* _Task objective_:
Please copy out the lines in the entries that contain "Trasimeno".
========================
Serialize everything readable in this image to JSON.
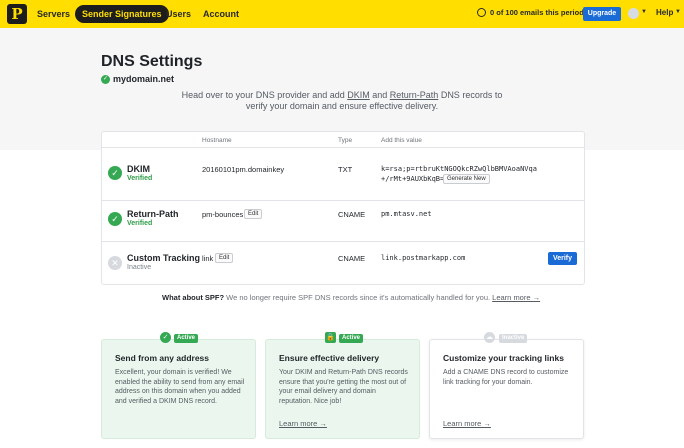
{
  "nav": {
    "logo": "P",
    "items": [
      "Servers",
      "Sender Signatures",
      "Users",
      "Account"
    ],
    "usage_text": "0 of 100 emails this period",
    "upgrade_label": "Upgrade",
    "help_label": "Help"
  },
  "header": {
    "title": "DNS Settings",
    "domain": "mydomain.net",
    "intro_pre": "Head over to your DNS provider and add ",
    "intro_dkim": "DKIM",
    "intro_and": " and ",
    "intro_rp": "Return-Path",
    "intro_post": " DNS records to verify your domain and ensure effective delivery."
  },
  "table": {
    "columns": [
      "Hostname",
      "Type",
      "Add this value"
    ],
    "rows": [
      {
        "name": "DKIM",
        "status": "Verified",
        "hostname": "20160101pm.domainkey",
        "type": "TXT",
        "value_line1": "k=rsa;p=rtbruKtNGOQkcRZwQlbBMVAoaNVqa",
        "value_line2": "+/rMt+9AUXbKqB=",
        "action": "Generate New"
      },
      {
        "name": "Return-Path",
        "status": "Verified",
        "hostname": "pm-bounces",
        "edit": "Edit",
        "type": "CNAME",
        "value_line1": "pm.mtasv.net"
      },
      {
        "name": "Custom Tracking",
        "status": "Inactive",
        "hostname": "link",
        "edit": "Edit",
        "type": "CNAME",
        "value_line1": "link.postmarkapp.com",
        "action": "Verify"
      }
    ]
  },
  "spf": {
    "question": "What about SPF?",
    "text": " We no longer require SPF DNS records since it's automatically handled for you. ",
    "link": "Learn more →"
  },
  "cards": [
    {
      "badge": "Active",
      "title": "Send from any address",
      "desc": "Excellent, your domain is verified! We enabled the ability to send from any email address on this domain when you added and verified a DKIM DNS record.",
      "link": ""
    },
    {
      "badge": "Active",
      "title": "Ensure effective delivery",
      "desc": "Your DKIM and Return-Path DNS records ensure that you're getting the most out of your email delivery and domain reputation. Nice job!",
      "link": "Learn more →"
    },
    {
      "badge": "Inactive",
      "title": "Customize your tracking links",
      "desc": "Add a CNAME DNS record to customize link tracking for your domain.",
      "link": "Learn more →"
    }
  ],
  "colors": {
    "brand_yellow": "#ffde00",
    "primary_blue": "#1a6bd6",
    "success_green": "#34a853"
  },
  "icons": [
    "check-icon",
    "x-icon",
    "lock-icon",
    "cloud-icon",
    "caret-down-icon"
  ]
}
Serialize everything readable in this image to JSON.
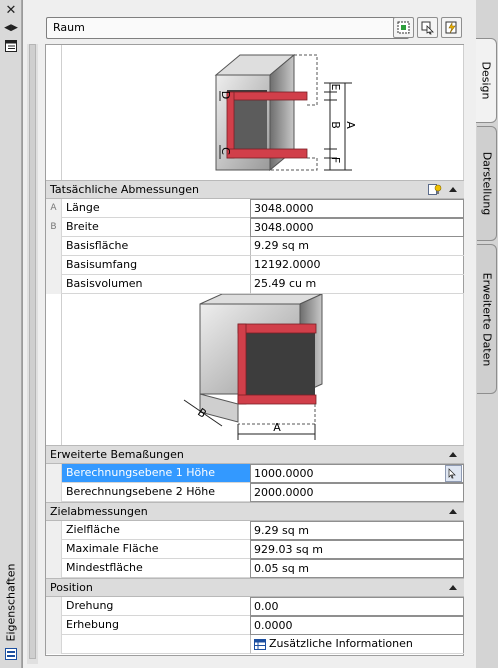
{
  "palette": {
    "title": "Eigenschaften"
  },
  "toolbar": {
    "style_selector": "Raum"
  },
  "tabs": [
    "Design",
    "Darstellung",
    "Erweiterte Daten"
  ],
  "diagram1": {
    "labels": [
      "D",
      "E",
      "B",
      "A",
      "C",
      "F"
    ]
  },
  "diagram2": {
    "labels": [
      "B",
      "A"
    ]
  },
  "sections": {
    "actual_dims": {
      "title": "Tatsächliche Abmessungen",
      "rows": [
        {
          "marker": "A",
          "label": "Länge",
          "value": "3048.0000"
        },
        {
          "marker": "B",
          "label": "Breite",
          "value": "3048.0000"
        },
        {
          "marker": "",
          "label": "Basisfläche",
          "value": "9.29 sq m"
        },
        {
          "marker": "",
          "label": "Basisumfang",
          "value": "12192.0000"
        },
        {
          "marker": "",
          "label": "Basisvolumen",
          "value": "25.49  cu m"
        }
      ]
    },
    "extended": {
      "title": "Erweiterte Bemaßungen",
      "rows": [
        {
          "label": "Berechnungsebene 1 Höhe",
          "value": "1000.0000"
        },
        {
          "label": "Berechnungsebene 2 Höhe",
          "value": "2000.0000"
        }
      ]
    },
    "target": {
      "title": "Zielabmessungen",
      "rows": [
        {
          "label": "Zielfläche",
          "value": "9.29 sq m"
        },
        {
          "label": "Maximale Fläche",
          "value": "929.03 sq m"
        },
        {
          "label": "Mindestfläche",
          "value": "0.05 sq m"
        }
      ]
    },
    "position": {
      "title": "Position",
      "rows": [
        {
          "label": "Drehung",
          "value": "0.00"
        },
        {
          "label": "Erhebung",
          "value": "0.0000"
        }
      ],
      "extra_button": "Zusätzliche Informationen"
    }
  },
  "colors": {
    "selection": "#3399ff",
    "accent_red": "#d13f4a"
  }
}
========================
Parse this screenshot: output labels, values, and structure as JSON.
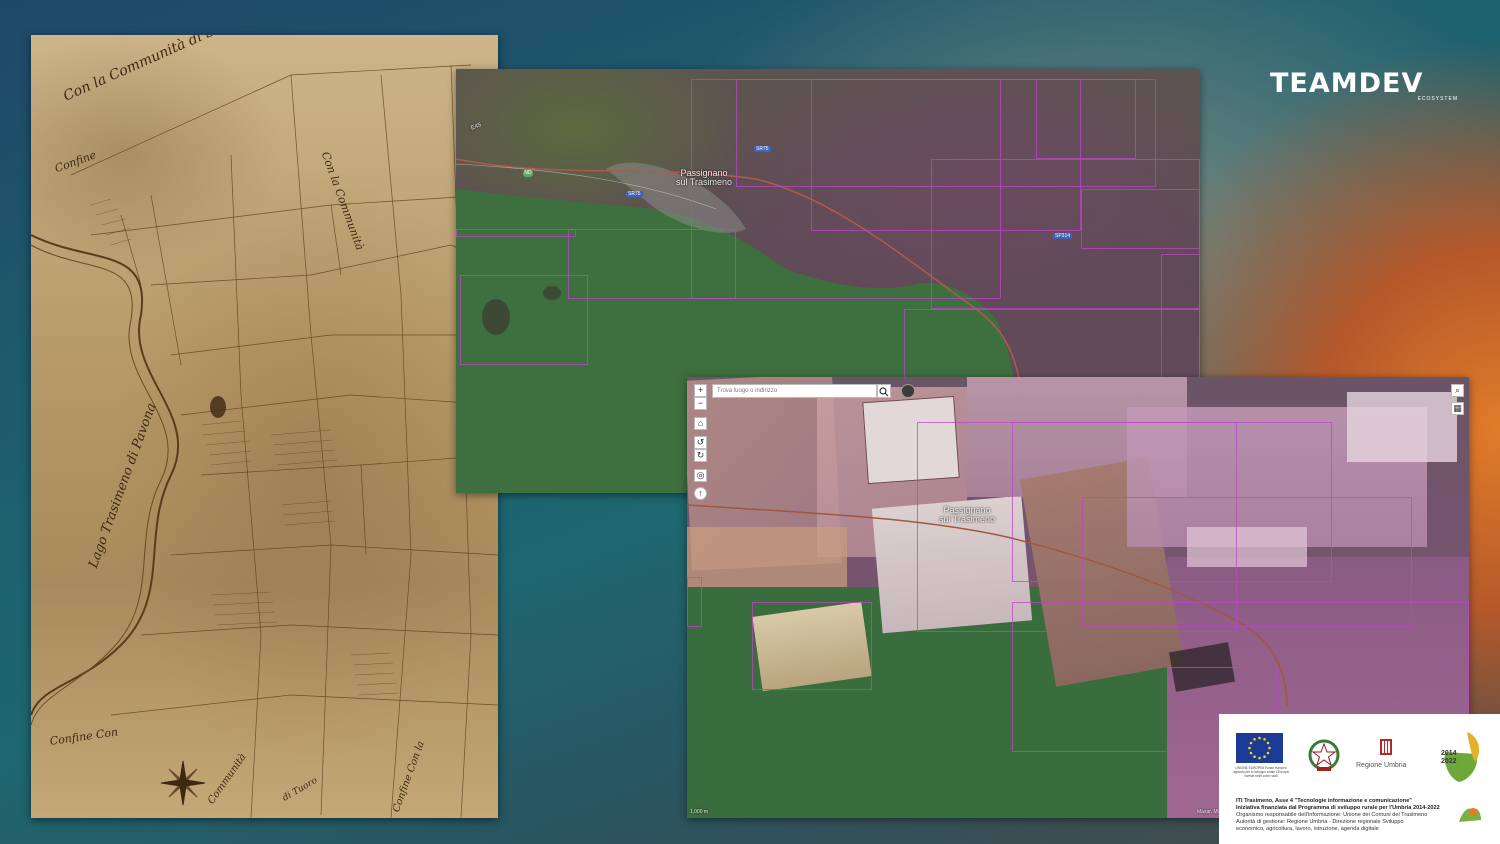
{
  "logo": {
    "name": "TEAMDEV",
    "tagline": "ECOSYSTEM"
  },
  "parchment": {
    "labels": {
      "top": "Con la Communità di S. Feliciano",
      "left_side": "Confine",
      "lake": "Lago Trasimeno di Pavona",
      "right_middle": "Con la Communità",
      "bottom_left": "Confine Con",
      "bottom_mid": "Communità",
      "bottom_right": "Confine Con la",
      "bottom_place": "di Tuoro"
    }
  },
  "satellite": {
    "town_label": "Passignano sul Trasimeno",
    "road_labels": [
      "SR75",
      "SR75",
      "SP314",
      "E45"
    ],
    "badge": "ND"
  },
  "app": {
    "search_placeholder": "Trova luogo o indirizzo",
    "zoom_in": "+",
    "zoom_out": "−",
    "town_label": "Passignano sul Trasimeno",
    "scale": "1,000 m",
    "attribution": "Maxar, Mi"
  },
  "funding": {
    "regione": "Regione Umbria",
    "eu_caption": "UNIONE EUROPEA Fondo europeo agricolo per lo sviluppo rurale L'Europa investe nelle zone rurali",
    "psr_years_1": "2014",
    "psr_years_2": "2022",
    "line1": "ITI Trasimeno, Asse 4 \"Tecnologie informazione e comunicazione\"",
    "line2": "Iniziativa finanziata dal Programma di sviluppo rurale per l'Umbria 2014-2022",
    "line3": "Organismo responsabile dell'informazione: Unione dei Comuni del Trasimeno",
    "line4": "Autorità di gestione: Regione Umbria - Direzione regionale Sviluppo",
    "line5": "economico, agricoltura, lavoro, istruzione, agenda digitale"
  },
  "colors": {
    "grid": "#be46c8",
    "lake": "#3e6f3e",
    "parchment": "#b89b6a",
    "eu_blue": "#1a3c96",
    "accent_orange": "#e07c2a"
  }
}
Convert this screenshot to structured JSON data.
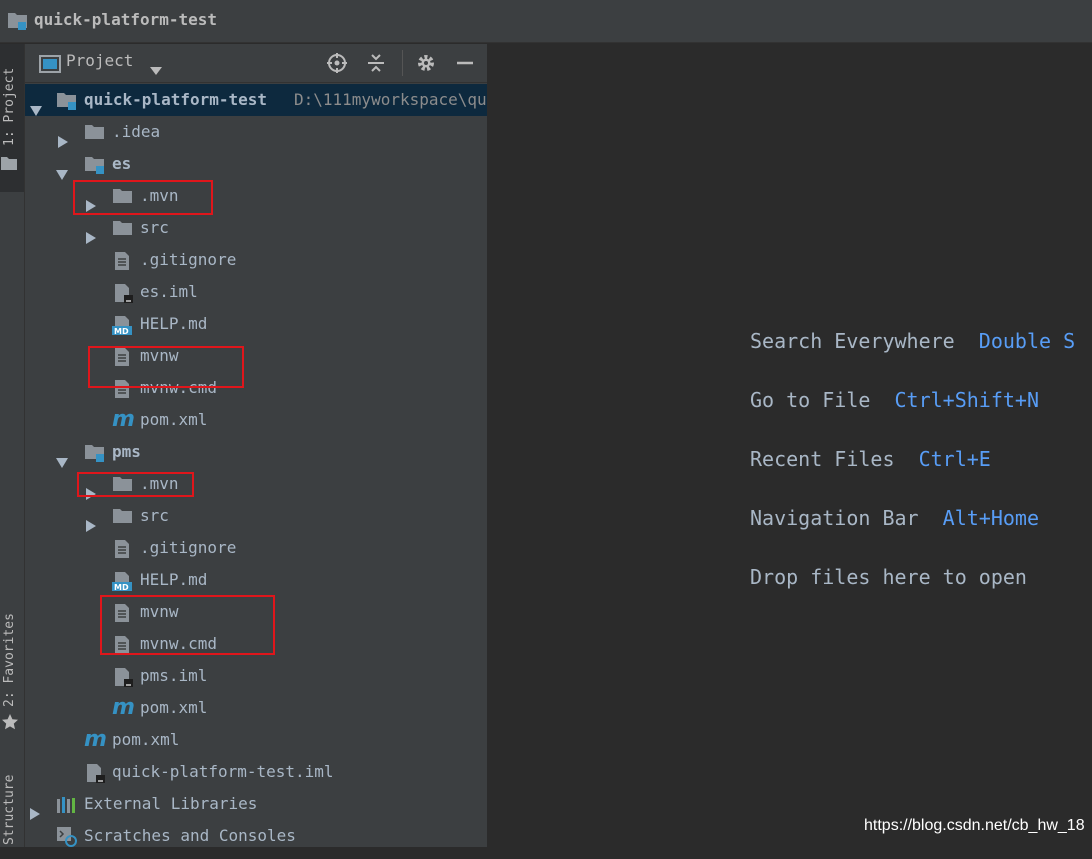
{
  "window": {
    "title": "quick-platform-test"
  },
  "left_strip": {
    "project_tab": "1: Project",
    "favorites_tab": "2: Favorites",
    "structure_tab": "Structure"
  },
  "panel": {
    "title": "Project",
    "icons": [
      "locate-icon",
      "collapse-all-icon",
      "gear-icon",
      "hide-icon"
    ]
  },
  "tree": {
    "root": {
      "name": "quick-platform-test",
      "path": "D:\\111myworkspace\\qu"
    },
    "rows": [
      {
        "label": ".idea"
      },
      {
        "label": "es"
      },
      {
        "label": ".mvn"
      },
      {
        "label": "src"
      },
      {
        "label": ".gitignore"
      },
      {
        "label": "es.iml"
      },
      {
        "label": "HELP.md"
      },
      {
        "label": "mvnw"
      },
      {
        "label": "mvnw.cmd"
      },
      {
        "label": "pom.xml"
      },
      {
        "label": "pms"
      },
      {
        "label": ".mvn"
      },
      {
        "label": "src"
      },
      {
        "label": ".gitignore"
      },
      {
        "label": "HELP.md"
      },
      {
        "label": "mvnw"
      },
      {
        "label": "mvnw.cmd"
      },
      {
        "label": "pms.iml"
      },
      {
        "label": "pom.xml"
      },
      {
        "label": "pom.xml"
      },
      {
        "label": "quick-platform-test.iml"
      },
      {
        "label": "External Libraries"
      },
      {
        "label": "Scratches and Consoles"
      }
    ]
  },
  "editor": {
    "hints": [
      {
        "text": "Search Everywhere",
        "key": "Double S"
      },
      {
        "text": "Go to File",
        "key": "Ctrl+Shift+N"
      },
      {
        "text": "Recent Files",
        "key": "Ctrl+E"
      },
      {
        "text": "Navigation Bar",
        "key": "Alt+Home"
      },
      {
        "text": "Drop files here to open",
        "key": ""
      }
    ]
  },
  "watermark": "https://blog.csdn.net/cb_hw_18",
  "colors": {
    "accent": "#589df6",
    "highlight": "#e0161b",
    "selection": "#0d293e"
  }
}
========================
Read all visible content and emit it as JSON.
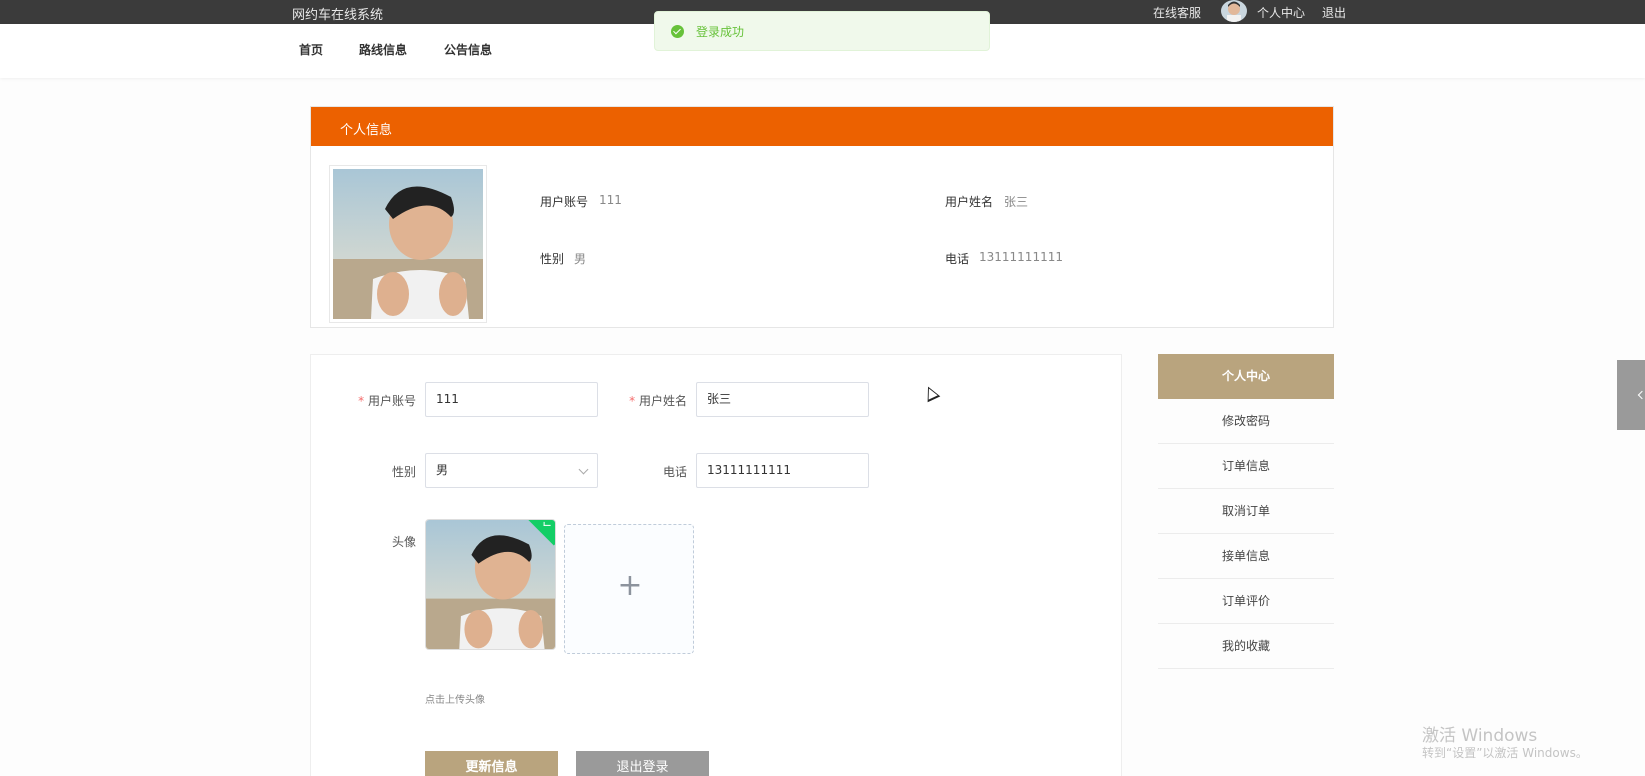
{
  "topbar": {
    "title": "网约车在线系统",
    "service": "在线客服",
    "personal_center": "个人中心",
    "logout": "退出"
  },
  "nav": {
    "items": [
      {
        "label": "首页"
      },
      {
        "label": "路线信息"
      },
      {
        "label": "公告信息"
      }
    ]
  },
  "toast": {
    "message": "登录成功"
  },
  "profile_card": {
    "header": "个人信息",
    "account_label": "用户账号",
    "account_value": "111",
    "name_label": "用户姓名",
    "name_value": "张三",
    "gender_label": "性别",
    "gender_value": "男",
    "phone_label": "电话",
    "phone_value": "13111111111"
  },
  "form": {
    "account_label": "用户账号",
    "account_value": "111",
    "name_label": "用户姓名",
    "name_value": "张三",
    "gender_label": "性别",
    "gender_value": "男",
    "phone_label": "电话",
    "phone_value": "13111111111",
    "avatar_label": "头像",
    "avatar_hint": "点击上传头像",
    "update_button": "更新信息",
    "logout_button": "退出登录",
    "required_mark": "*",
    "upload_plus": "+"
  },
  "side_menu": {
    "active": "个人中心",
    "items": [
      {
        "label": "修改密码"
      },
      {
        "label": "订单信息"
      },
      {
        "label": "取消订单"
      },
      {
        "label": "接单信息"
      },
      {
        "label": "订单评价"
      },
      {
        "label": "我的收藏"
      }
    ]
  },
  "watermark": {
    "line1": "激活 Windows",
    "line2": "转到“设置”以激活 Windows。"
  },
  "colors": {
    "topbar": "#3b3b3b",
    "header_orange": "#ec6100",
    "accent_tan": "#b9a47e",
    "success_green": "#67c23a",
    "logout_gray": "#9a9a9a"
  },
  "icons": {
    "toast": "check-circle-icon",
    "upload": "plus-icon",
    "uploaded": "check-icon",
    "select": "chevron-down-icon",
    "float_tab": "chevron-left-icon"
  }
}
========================
* _Exercise answer_:
      "lake": "Lago Trasimeno di Pavona",
    "town_label": "Passignano sul Trasimeno",
    "town_label": "Passignano sul Trasimeno",
    "line1": "ITI Trasimeno, Asse 4 \"Tecnologie informazione e comunicazione\"",
    "line3": "Organismo responsabile dell'informazione: Unione dei Comuni del Trasimeno",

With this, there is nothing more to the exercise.